- The abstract says: “The study determined that 470,000 people commuted by bicycle in 1975….” That was 0.6% of the working population in 1975. In 2011, the US Census estimates 0.6% of the workforce commuted by bike. That’s zero percent change in nearly 40 years!
- “A reasonable goal for 1985 would be for an additional 1.5 million to 2.5 million bicycle commuters, with a 50-100% increase in other bicycle travel. If this goal is reached, it will result in a total energy savings of 16.4 to 23.5 million barrels per year by 1985.” Americans today burn about 20 million barrels of petroleum (of which 8 million barrels are gasoline) per day.
- The study was prepared by Katie Moran for a group called the “Mountain Bicyclists’ Association” of Denver, Colorado. The address is 1290 Williams Street, which is right across from Cheeseman Park. Does anybody know anything about this group. Is Ms Moran still active in cycling advocacy?
- This paper very much takes a vehicular cycling approach, criticizing facilities — especially side paths and other separated facilities — as appropriate only for newbies.
- Check out this text from the National Energy Conservation Policy Act of 1979:
The Congress recognizes that bicycles are the most efficient means of transportation, represent a viable commuting alternative to many people, offer mobility at speeds as fast as that of cars in urban areas, provide health benefits through daily exercise, reduce noise and air pollution, are relatively inexpensive, and deserve consideration in a comprehensive national energy plan.
Not more than one year after the date of enactment of this Act, the Secretary of Transportation shall complete a study of the energy conservation of potential bicycle transportation, determine institutional, legal, physical, and personal obstacles to increased bicycle use, establish a target for bicycle use in commuting, and develop a comprehensive program to meet these goals. In developing the program, consideration should be given to educational programs, federal demonstrations, planning grants, and construction grants. The Secretary of Transportation shall submit a report to the President and to Congress containing the results of such a study.”

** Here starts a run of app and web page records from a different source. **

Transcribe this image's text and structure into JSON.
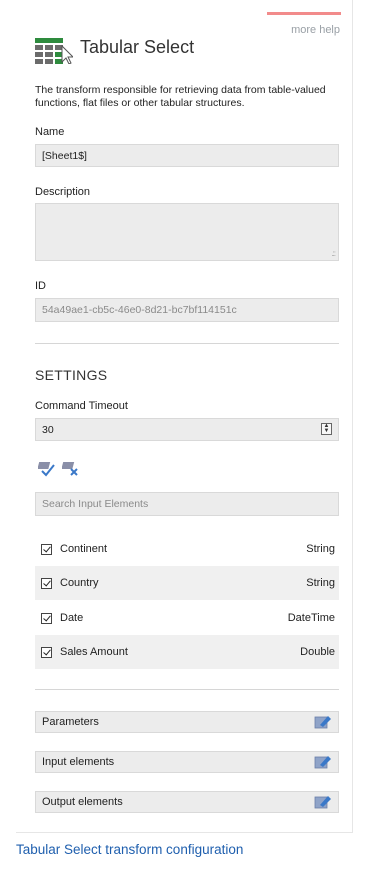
{
  "header": {
    "help_link": "more help",
    "title": "Tabular Select",
    "description": "The transform responsible for retrieving data from table-valued functions, flat files or other tabular structures."
  },
  "fields": {
    "name_label": "Name",
    "name_value": "[Sheet1$]",
    "description_label": "Description",
    "description_value": "",
    "id_label": "ID",
    "id_value": "54a49ae1-cb5c-46e0-8d21-bc7bf114151c"
  },
  "settings": {
    "title": "SETTINGS",
    "command_timeout_label": "Command Timeout",
    "command_timeout_value": "30",
    "search_placeholder": "Search Input Elements",
    "elements": [
      {
        "name": "Continent",
        "type": "String",
        "checked": true
      },
      {
        "name": "Country",
        "type": "String",
        "checked": true
      },
      {
        "name": "Date",
        "type": "DateTime",
        "checked": true
      },
      {
        "name": "Sales Amount",
        "type": "Double",
        "checked": true
      }
    ]
  },
  "sections": {
    "parameters": "Parameters",
    "input_elements": "Input elements",
    "output_elements": "Output elements"
  },
  "caption": "Tabular Select transform configuration",
  "colors": {
    "accent_bar": "#f28b8b",
    "caption_link": "#1f5fae",
    "logo_green": "#2e8b3e",
    "field_bg": "#ececec"
  },
  "icons": {
    "logo": "table-select-icon",
    "select_all": "check-all-icon",
    "clear_all": "uncheck-all-icon",
    "edit": "edit-pencil-icon"
  }
}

This paper is the background for that report prepared for the Department of Transportation.